▶ EXERCISE BRIEF: Your task is to show every line in the listing below that includes "made".

▶ DATA TO EXAMINE:
▬▬▬▬▬▬
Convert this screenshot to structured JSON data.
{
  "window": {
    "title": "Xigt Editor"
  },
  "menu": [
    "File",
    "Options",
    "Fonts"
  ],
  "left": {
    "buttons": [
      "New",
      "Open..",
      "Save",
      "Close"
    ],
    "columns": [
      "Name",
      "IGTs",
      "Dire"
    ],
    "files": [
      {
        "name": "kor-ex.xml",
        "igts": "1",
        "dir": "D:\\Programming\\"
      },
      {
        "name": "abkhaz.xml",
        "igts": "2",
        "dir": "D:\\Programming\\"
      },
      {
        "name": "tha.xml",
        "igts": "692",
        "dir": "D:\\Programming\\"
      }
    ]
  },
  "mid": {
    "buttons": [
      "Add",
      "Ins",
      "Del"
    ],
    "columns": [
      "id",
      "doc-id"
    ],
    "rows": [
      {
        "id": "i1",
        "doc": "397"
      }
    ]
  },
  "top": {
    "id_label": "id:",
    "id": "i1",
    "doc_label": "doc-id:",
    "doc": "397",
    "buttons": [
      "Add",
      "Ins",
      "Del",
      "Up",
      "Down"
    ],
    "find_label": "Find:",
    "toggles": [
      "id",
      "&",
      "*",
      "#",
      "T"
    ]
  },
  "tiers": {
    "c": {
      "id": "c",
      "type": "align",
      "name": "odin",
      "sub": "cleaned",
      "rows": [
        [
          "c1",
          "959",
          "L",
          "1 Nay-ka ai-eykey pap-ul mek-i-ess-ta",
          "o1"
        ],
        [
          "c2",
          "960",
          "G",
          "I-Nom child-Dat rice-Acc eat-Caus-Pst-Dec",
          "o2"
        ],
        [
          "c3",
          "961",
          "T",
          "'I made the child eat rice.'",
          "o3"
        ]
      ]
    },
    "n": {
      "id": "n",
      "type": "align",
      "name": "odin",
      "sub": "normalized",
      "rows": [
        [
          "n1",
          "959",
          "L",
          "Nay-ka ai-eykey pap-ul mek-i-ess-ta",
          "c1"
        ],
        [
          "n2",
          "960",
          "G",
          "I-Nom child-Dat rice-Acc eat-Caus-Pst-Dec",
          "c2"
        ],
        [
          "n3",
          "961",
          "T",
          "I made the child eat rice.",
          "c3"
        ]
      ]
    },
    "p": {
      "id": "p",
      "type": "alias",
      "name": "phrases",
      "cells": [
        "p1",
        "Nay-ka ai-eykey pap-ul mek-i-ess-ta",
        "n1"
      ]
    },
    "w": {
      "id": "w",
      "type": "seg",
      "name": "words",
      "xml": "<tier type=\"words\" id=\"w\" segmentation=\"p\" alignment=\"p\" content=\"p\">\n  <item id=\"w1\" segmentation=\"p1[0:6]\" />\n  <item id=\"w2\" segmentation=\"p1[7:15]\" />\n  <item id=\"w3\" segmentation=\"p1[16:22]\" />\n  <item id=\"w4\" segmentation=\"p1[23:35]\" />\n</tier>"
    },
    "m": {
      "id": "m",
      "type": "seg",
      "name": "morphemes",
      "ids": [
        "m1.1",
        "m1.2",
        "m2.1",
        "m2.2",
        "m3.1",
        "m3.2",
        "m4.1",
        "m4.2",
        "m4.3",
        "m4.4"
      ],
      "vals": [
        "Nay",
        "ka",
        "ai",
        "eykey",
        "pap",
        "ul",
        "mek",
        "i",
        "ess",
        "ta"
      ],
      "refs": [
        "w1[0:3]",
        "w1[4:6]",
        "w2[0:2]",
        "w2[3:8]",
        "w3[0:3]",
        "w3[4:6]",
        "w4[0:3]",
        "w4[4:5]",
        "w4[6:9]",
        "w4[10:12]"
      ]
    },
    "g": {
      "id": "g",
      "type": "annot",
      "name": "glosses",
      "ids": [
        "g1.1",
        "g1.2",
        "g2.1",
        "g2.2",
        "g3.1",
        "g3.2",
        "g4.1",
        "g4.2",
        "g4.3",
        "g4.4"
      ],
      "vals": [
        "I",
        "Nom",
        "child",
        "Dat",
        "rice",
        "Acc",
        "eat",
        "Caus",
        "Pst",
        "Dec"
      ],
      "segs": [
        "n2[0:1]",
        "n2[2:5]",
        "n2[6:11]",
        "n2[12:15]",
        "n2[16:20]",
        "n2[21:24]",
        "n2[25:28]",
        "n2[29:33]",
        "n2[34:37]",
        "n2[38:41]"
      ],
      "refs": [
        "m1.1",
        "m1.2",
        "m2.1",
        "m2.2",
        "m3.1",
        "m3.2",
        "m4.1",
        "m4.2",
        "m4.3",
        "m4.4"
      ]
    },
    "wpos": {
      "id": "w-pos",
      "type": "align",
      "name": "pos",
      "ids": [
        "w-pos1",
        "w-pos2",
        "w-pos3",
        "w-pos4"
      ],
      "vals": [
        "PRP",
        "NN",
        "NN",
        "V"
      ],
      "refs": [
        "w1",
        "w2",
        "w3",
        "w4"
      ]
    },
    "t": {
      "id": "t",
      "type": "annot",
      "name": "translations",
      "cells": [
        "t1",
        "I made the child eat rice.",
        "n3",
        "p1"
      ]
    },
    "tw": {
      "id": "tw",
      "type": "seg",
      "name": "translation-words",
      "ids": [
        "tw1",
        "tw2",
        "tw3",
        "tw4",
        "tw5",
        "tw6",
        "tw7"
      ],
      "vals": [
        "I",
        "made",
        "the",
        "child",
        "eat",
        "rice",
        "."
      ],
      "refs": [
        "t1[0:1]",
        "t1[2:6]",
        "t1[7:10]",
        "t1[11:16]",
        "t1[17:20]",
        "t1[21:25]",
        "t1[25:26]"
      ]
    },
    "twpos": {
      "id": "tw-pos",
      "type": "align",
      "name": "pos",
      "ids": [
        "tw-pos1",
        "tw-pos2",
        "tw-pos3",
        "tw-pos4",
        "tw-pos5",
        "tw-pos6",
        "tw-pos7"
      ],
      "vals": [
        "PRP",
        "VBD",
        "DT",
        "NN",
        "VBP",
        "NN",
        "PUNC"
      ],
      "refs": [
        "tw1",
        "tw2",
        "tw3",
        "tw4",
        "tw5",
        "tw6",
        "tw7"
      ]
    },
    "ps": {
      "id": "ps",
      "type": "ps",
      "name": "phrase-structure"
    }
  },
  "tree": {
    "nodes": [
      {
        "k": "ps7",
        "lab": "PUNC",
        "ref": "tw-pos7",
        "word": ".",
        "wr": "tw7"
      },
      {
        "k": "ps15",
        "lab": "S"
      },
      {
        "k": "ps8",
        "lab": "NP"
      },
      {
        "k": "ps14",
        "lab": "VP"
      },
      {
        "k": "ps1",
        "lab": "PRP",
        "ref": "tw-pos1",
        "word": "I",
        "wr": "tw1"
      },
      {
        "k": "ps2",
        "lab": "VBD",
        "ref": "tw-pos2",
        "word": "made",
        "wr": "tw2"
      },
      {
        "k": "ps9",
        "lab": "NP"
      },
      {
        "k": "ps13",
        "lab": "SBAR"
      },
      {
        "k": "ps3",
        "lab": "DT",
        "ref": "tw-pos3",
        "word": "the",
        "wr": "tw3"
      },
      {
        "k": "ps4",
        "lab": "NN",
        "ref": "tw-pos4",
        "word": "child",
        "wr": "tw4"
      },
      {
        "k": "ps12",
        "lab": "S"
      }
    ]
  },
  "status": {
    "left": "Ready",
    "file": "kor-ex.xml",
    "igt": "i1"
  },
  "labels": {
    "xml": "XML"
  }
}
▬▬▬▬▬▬
▶ RESULT FOR THIS EXERCISE:
          "'I made the child eat rice.'",
          "I made the child eat rice.",
        "I made the child eat rice.",
        "made",
        "word": "made",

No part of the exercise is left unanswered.